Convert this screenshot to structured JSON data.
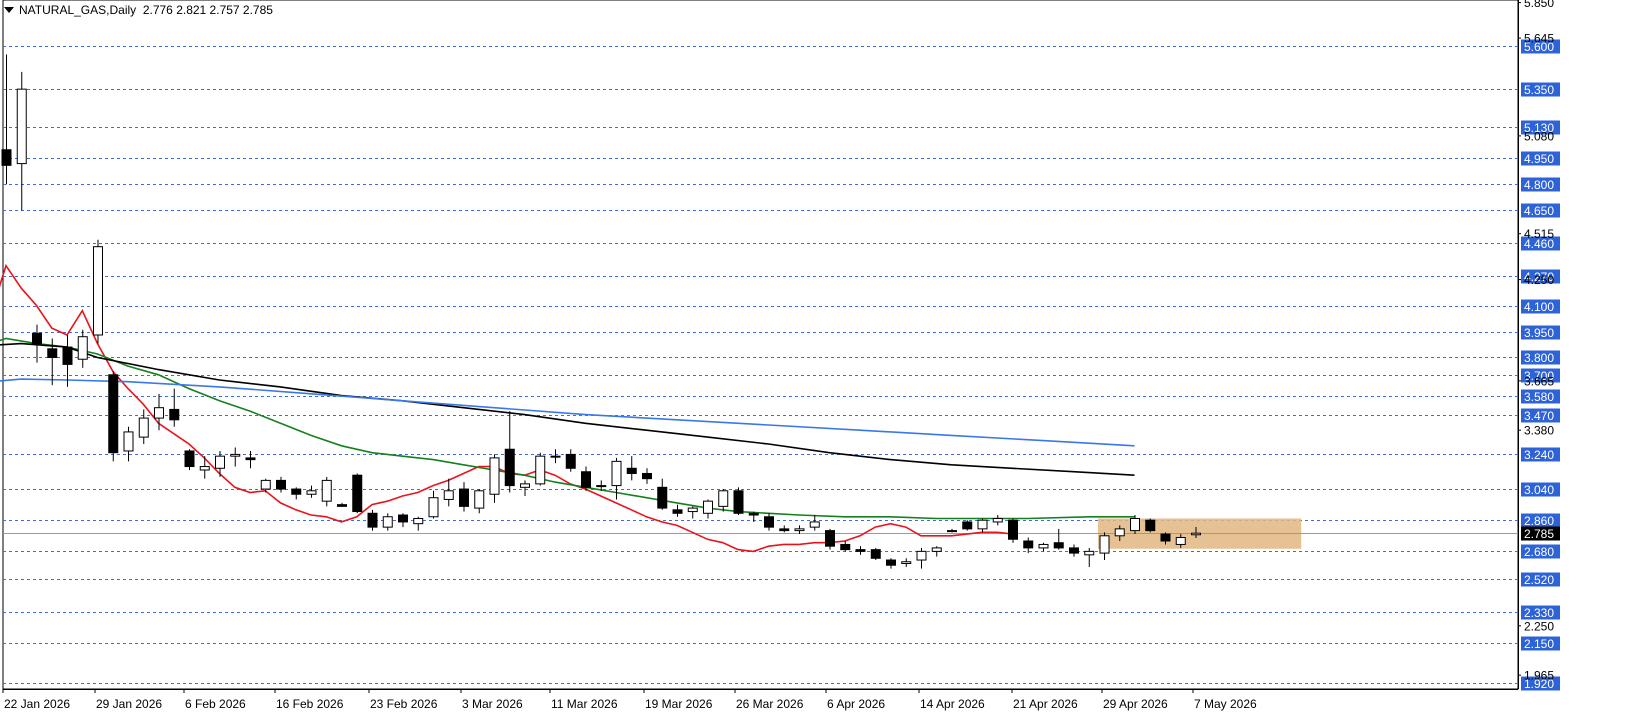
{
  "header": {
    "symbol": "NATURAL_GAS",
    "timeframe": "Daily",
    "ohlc": "2.776 2.821 2.757 2.785",
    "separator": ","
  },
  "colors": {
    "background": "#ffffff",
    "grid": "#3b6fd6",
    "label_bg": "#2e63d8",
    "label_text": "#ffffff",
    "candle_bull_fill": "#ffffff",
    "candle_bear_fill": "#000000",
    "ma_fast": "#e8141c",
    "ma_mid": "#16801e",
    "ma_slow": "#000000",
    "ma_long": "#3b78e7",
    "zone": "#e2b680",
    "current_price_line": "#9a9a9a"
  },
  "chart_data": {
    "type": "candlestick",
    "title": "NATURAL_GAS,Daily",
    "ylim": [
      1.885,
      5.865
    ],
    "grid": true,
    "x_tick_labels": [
      "22 Jan 2026",
      "29 Jan 2026",
      "6 Feb 2026",
      "16 Feb 2026",
      "23 Feb 2026",
      "3 Mar 2026",
      "11 Mar 2026",
      "19 Mar 2026",
      "26 Mar 2026",
      "6 Apr 2026",
      "14 Apr 2026",
      "21 Apr 2026",
      "29 Apr 2026",
      "7 May 2026"
    ],
    "scale_labels": [
      "5.850",
      "5.645",
      "5.080",
      "4.515",
      "4.250",
      "3.665",
      "3.380",
      "2.250",
      "1.965"
    ],
    "level_labels": [
      "5.600",
      "5.350",
      "5.130",
      "4.950",
      "4.800",
      "4.650",
      "4.460",
      "4.270",
      "4.100",
      "3.950",
      "3.800",
      "3.700",
      "3.580",
      "3.470",
      "3.240",
      "3.040",
      "2.860",
      "2.680",
      "2.520",
      "2.330",
      "2.150",
      "1.920"
    ],
    "current_price": "2.785",
    "zone": {
      "from_index": 72,
      "to_index": 81,
      "high": 2.87,
      "low": 2.695
    },
    "candles": [
      {
        "o": 5.0,
        "h": 5.55,
        "l": 4.8,
        "c": 4.91
      },
      {
        "o": 4.92,
        "h": 5.45,
        "l": 4.65,
        "c": 5.35
      },
      {
        "o": 3.94,
        "h": 3.99,
        "l": 3.77,
        "c": 3.88
      },
      {
        "o": 3.85,
        "h": 3.91,
        "l": 3.64,
        "c": 3.8
      },
      {
        "o": 3.86,
        "h": 3.93,
        "l": 3.63,
        "c": 3.76
      },
      {
        "o": 3.79,
        "h": 3.96,
        "l": 3.74,
        "c": 3.92
      },
      {
        "o": 3.93,
        "h": 4.48,
        "l": 3.88,
        "c": 4.44
      },
      {
        "o": 3.7,
        "h": 3.72,
        "l": 3.2,
        "c": 3.25
      },
      {
        "o": 3.26,
        "h": 3.4,
        "l": 3.2,
        "c": 3.37
      },
      {
        "o": 3.34,
        "h": 3.5,
        "l": 3.3,
        "c": 3.45
      },
      {
        "o": 3.45,
        "h": 3.59,
        "l": 3.38,
        "c": 3.51
      },
      {
        "o": 3.5,
        "h": 3.62,
        "l": 3.4,
        "c": 3.44
      },
      {
        "o": 3.26,
        "h": 3.27,
        "l": 3.15,
        "c": 3.17
      },
      {
        "o": 3.15,
        "h": 3.23,
        "l": 3.1,
        "c": 3.17
      },
      {
        "o": 3.16,
        "h": 3.26,
        "l": 3.11,
        "c": 3.23
      },
      {
        "o": 3.23,
        "h": 3.28,
        "l": 3.17,
        "c": 3.24
      },
      {
        "o": 3.22,
        "h": 3.26,
        "l": 3.16,
        "c": 3.21
      },
      {
        "o": 3.04,
        "h": 3.1,
        "l": 3.02,
        "c": 3.09
      },
      {
        "o": 3.09,
        "h": 3.11,
        "l": 3.02,
        "c": 3.04
      },
      {
        "o": 3.04,
        "h": 3.05,
        "l": 2.98,
        "c": 3.01
      },
      {
        "o": 3.01,
        "h": 3.06,
        "l": 2.99,
        "c": 3.03
      },
      {
        "o": 2.97,
        "h": 3.11,
        "l": 2.94,
        "c": 3.09
      },
      {
        "o": 2.95,
        "h": 2.96,
        "l": 2.94,
        "c": 2.94
      },
      {
        "o": 3.12,
        "h": 3.13,
        "l": 2.9,
        "c": 2.91
      },
      {
        "o": 2.9,
        "h": 2.92,
        "l": 2.8,
        "c": 2.82
      },
      {
        "o": 2.82,
        "h": 2.9,
        "l": 2.8,
        "c": 2.88
      },
      {
        "o": 2.89,
        "h": 2.9,
        "l": 2.82,
        "c": 2.85
      },
      {
        "o": 2.84,
        "h": 2.88,
        "l": 2.8,
        "c": 2.87
      },
      {
        "o": 2.88,
        "h": 3.03,
        "l": 2.87,
        "c": 2.99
      },
      {
        "o": 2.98,
        "h": 3.1,
        "l": 2.94,
        "c": 3.03
      },
      {
        "o": 3.04,
        "h": 3.08,
        "l": 2.91,
        "c": 2.94
      },
      {
        "o": 2.93,
        "h": 3.04,
        "l": 2.9,
        "c": 3.03
      },
      {
        "o": 3.01,
        "h": 3.24,
        "l": 2.96,
        "c": 3.22
      },
      {
        "o": 3.27,
        "h": 3.49,
        "l": 3.02,
        "c": 3.06
      },
      {
        "o": 3.05,
        "h": 3.09,
        "l": 3.0,
        "c": 3.07
      },
      {
        "o": 3.07,
        "h": 3.25,
        "l": 3.06,
        "c": 3.23
      },
      {
        "o": 3.23,
        "h": 3.27,
        "l": 3.19,
        "c": 3.23
      },
      {
        "o": 3.24,
        "h": 3.27,
        "l": 3.14,
        "c": 3.16
      },
      {
        "o": 3.14,
        "h": 3.17,
        "l": 3.03,
        "c": 3.05
      },
      {
        "o": 3.06,
        "h": 3.09,
        "l": 3.03,
        "c": 3.06
      },
      {
        "o": 3.06,
        "h": 3.22,
        "l": 2.98,
        "c": 3.2
      },
      {
        "o": 3.16,
        "h": 3.23,
        "l": 3.09,
        "c": 3.13
      },
      {
        "o": 3.13,
        "h": 3.16,
        "l": 3.07,
        "c": 3.1
      },
      {
        "o": 3.05,
        "h": 3.1,
        "l": 2.92,
        "c": 2.93
      },
      {
        "o": 2.92,
        "h": 2.95,
        "l": 2.88,
        "c": 2.9
      },
      {
        "o": 2.91,
        "h": 2.94,
        "l": 2.87,
        "c": 2.93
      },
      {
        "o": 2.9,
        "h": 2.98,
        "l": 2.87,
        "c": 2.97
      },
      {
        "o": 2.94,
        "h": 3.04,
        "l": 2.91,
        "c": 3.03
      },
      {
        "o": 3.03,
        "h": 3.05,
        "l": 2.89,
        "c": 2.9
      },
      {
        "o": 2.9,
        "h": 2.91,
        "l": 2.85,
        "c": 2.89
      },
      {
        "o": 2.88,
        "h": 2.9,
        "l": 2.8,
        "c": 2.82
      },
      {
        "o": 2.81,
        "h": 2.83,
        "l": 2.79,
        "c": 2.8
      },
      {
        "o": 2.8,
        "h": 2.83,
        "l": 2.78,
        "c": 2.81
      },
      {
        "o": 2.82,
        "h": 2.89,
        "l": 2.8,
        "c": 2.85
      },
      {
        "o": 2.8,
        "h": 2.81,
        "l": 2.69,
        "c": 2.71
      },
      {
        "o": 2.72,
        "h": 2.74,
        "l": 2.68,
        "c": 2.69
      },
      {
        "o": 2.69,
        "h": 2.71,
        "l": 2.66,
        "c": 2.68
      },
      {
        "o": 2.69,
        "h": 2.7,
        "l": 2.63,
        "c": 2.64
      },
      {
        "o": 2.63,
        "h": 2.64,
        "l": 2.58,
        "c": 2.6
      },
      {
        "o": 2.61,
        "h": 2.64,
        "l": 2.59,
        "c": 2.62
      },
      {
        "o": 2.63,
        "h": 2.7,
        "l": 2.58,
        "c": 2.68
      },
      {
        "o": 2.68,
        "h": 2.71,
        "l": 2.65,
        "c": 2.7
      },
      {
        "o": 2.8,
        "h": 2.81,
        "l": 2.79,
        "c": 2.8
      },
      {
        "o": 2.85,
        "h": 2.86,
        "l": 2.8,
        "c": 2.81
      },
      {
        "o": 2.81,
        "h": 2.87,
        "l": 2.79,
        "c": 2.86
      },
      {
        "o": 2.85,
        "h": 2.89,
        "l": 2.83,
        "c": 2.87
      },
      {
        "o": 2.86,
        "h": 2.87,
        "l": 2.73,
        "c": 2.75
      },
      {
        "o": 2.74,
        "h": 2.76,
        "l": 2.67,
        "c": 2.7
      },
      {
        "o": 2.7,
        "h": 2.73,
        "l": 2.68,
        "c": 2.72
      },
      {
        "o": 2.73,
        "h": 2.81,
        "l": 2.69,
        "c": 2.7
      },
      {
        "o": 2.7,
        "h": 2.72,
        "l": 2.65,
        "c": 2.67
      },
      {
        "o": 2.66,
        "h": 2.7,
        "l": 2.59,
        "c": 2.68
      },
      {
        "o": 2.67,
        "h": 2.79,
        "l": 2.63,
        "c": 2.77
      },
      {
        "o": 2.77,
        "h": 2.83,
        "l": 2.74,
        "c": 2.81
      },
      {
        "o": 2.8,
        "h": 2.89,
        "l": 2.78,
        "c": 2.87
      },
      {
        "o": 2.86,
        "h": 2.87,
        "l": 2.79,
        "c": 2.8
      },
      {
        "o": 2.78,
        "h": 2.79,
        "l": 2.72,
        "c": 2.74
      },
      {
        "o": 2.72,
        "h": 2.78,
        "l": 2.7,
        "c": 2.76
      },
      {
        "o": 2.776,
        "h": 2.821,
        "l": 2.757,
        "c": 2.785
      }
    ],
    "series": [
      {
        "color": "#e8141c",
        "points": [
          [
            -1,
            4.05
          ],
          [
            0,
            4.33
          ],
          [
            1,
            4.2
          ],
          [
            2,
            4.1
          ],
          [
            3,
            3.97
          ],
          [
            4,
            3.93
          ],
          [
            5,
            4.07
          ],
          [
            6,
            3.88
          ],
          [
            7,
            3.72
          ],
          [
            8,
            3.62
          ],
          [
            9,
            3.53
          ],
          [
            10,
            3.42
          ],
          [
            11,
            3.36
          ],
          [
            12,
            3.3
          ],
          [
            13,
            3.22
          ],
          [
            14,
            3.13
          ],
          [
            15,
            3.05
          ],
          [
            16,
            3.02
          ],
          [
            17,
            3.03
          ],
          [
            18,
            2.96
          ],
          [
            19,
            2.92
          ],
          [
            20,
            2.89
          ],
          [
            21,
            2.88
          ],
          [
            22,
            2.85
          ],
          [
            23,
            2.88
          ],
          [
            24,
            2.95
          ],
          [
            25,
            2.97
          ],
          [
            26,
            3.0
          ],
          [
            27,
            3.02
          ],
          [
            28,
            3.06
          ],
          [
            29,
            3.09
          ],
          [
            30,
            3.13
          ],
          [
            31,
            3.17
          ],
          [
            32,
            3.17
          ],
          [
            33,
            3.13
          ],
          [
            34,
            3.12
          ],
          [
            35,
            3.15
          ],
          [
            36,
            3.12
          ],
          [
            37,
            3.07
          ],
          [
            38,
            3.04
          ],
          [
            39,
            3.0
          ],
          [
            40,
            2.96
          ],
          [
            41,
            2.92
          ],
          [
            42,
            2.88
          ],
          [
            43,
            2.85
          ],
          [
            44,
            2.83
          ],
          [
            45,
            2.79
          ],
          [
            46,
            2.75
          ],
          [
            47,
            2.73
          ],
          [
            48,
            2.69
          ],
          [
            49,
            2.68
          ],
          [
            50,
            2.71
          ],
          [
            51,
            2.72
          ],
          [
            52,
            2.72
          ],
          [
            53,
            2.73
          ],
          [
            54,
            2.73
          ],
          [
            55,
            2.74
          ],
          [
            56,
            2.77
          ],
          [
            57,
            2.82
          ],
          [
            58,
            2.84
          ],
          [
            59,
            2.82
          ],
          [
            60,
            2.77
          ],
          [
            61,
            2.77
          ],
          [
            62,
            2.77
          ],
          [
            63,
            2.78
          ],
          [
            64,
            2.79
          ],
          [
            65,
            2.79
          ],
          [
            66,
            2.78
          ]
        ]
      },
      {
        "color": "#16801e",
        "points": [
          [
            -1,
            3.88
          ],
          [
            0,
            3.91
          ],
          [
            2,
            3.88
          ],
          [
            4,
            3.86
          ],
          [
            6,
            3.82
          ],
          [
            8,
            3.75
          ],
          [
            10,
            3.7
          ],
          [
            12,
            3.62
          ],
          [
            14,
            3.55
          ],
          [
            16,
            3.49
          ],
          [
            18,
            3.42
          ],
          [
            20,
            3.35
          ],
          [
            22,
            3.29
          ],
          [
            24,
            3.25
          ],
          [
            26,
            3.23
          ],
          [
            28,
            3.21
          ],
          [
            30,
            3.18
          ],
          [
            32,
            3.15
          ],
          [
            34,
            3.12
          ],
          [
            36,
            3.08
          ],
          [
            38,
            3.05
          ],
          [
            40,
            3.02
          ],
          [
            42,
            2.99
          ],
          [
            44,
            2.96
          ],
          [
            46,
            2.93
          ],
          [
            48,
            2.91
          ],
          [
            50,
            2.9
          ],
          [
            52,
            2.89
          ],
          [
            55,
            2.88
          ],
          [
            58,
            2.88
          ],
          [
            61,
            2.87
          ],
          [
            64,
            2.87
          ],
          [
            67,
            2.87
          ],
          [
            71,
            2.88
          ],
          [
            74,
            2.88
          ]
        ]
      },
      {
        "color": "#000000",
        "points": [
          [
            -1,
            3.87
          ],
          [
            1,
            3.88
          ],
          [
            4,
            3.86
          ],
          [
            6,
            3.8
          ],
          [
            10,
            3.73
          ],
          [
            14,
            3.67
          ],
          [
            18,
            3.63
          ],
          [
            22,
            3.58
          ],
          [
            26,
            3.55
          ],
          [
            30,
            3.51
          ],
          [
            34,
            3.47
          ],
          [
            38,
            3.42
          ],
          [
            42,
            3.38
          ],
          [
            46,
            3.34
          ],
          [
            50,
            3.3
          ],
          [
            54,
            3.25
          ],
          [
            58,
            3.21
          ],
          [
            62,
            3.18
          ],
          [
            66,
            3.16
          ],
          [
            70,
            3.14
          ],
          [
            74,
            3.12
          ]
        ]
      },
      {
        "color": "#3b78e7",
        "points": [
          [
            -1,
            3.66
          ],
          [
            1,
            3.675
          ],
          [
            4,
            3.67
          ],
          [
            8,
            3.66
          ],
          [
            14,
            3.63
          ],
          [
            20,
            3.59
          ],
          [
            26,
            3.55
          ],
          [
            32,
            3.51
          ],
          [
            38,
            3.47
          ],
          [
            44,
            3.44
          ],
          [
            50,
            3.41
          ],
          [
            56,
            3.38
          ],
          [
            62,
            3.35
          ],
          [
            68,
            3.32
          ],
          [
            74,
            3.29
          ]
        ]
      }
    ]
  }
}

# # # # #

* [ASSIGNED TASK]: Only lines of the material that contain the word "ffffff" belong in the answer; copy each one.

* [WORKED SOLUTION]:
    "background": "#ffffff",
    "label_text": "#ffffff",
    "candle_bull_fill": "#ffffff",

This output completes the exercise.